Incorporating a business and forming an LLC (Limited Liability Company) offer many advantages to a small business owner.
Limited Personal Liability
Both structures limit liability to the amount shareholders or members invest in the company. Therefore personal assets, including homes, cars, savings and investments, are protected from the liabilities and risks of the business.
Ability to Raise Capital
Both structures allow a business to borrow money and sell equity to raise capital.
Both structures continue indefinitely, unless they are dissolved.
LLC - Fewer Corporate Formalities
An LLC generally requires less corporate formalities than a corporation. An LLC may be managed directly by members; there is no need to have a separate board of directors or annual shareholder meetings and periodic directors meetings with minutes.
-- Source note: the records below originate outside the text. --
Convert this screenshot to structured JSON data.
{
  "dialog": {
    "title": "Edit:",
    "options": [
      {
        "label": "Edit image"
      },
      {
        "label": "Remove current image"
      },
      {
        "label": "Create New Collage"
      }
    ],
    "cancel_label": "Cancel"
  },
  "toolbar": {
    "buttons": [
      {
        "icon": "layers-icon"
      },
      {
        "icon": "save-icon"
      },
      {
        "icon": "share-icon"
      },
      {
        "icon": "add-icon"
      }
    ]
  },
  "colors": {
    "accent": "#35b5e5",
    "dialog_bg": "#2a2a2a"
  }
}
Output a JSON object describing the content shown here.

For many, the convenience and simplicity of forming a single-member LLC that is managed by the member provides the limited liability protection without adding a lot of corporate bureaucracy.
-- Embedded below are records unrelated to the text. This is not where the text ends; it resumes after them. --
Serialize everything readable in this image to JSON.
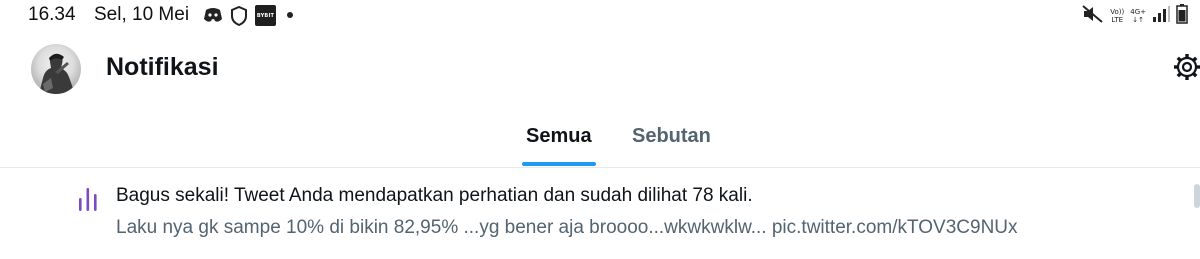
{
  "status_bar": {
    "time": "16.34",
    "date": "Sel, 10 Mei",
    "bybit_label": "BYBIT",
    "network_top": "Vo))",
    "network_bottom": "LTE",
    "network_gen": "4G+",
    "icons": [
      "discord-icon",
      "shield-icon",
      "bybit-app-icon",
      "notification-dot",
      "mute-icon",
      "volte-icon",
      "4g-icon",
      "signal-icon",
      "battery-icon"
    ]
  },
  "header": {
    "title": "Notifikasi",
    "settings_icon": "gear-icon"
  },
  "tabs": [
    {
      "label": "Semua",
      "active": true
    },
    {
      "label": "Sebutan",
      "active": false
    }
  ],
  "notifications": [
    {
      "icon": "analytics-bars-icon",
      "title": "Bagus sekali! Tweet Anda mendapatkan perhatian dan sudah dilihat 78 kali.",
      "snippet": "Laku nya gk sampe 10% di bikin 82,95% ...yg bener aja broooo...wkwkwklw... pic.twitter.com/kTOV3C9NUx"
    }
  ],
  "colors": {
    "accent": "#1d9bf0",
    "primary_text": "#0f1419",
    "secondary_text": "#536471",
    "analytics_icon": "#794bc4"
  }
}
LLC - Pass-through tax treatment
LLC's provide pass through tax treatment and avoid an entity level tax. This means that an LLC is not a separately taxable entity and business income or losses are reported on the individual tax returns of the owners. This is similar to an S-Corporation, but different from a C-Corporation, which is a separate taxable entity. For those LLC owners who wish to be taxed as a corporation, however, they may elect such tax treatment by making a filing with the IRS.
LLC - Flexible Profit Allocation
Another advantage of an LLC over a corporation is the ability to allocate profits and losses among the members as the members agree, while in corporations dividends can only be paid pro rata according to share ownership. The IRS allows for special allocations for LLCs and we recommend consulting your accountant or tax advisor to learn more about this option.
LLC's do still require State Filings, though they are different from those for Corporations. Articles of Organization must be filed with the Secretary of State to form an LLC and the members of the LLC are required to enter into an Operating Agreement that governs how the LLC will be operated.
Number of Owners
Another difference between a corporation vs an LLC is that while both can have multiple owners, there are differences in how many. LLCs and C-Corporations can have an unlimited number, while S-Corporations are limited to 100 Shareholders.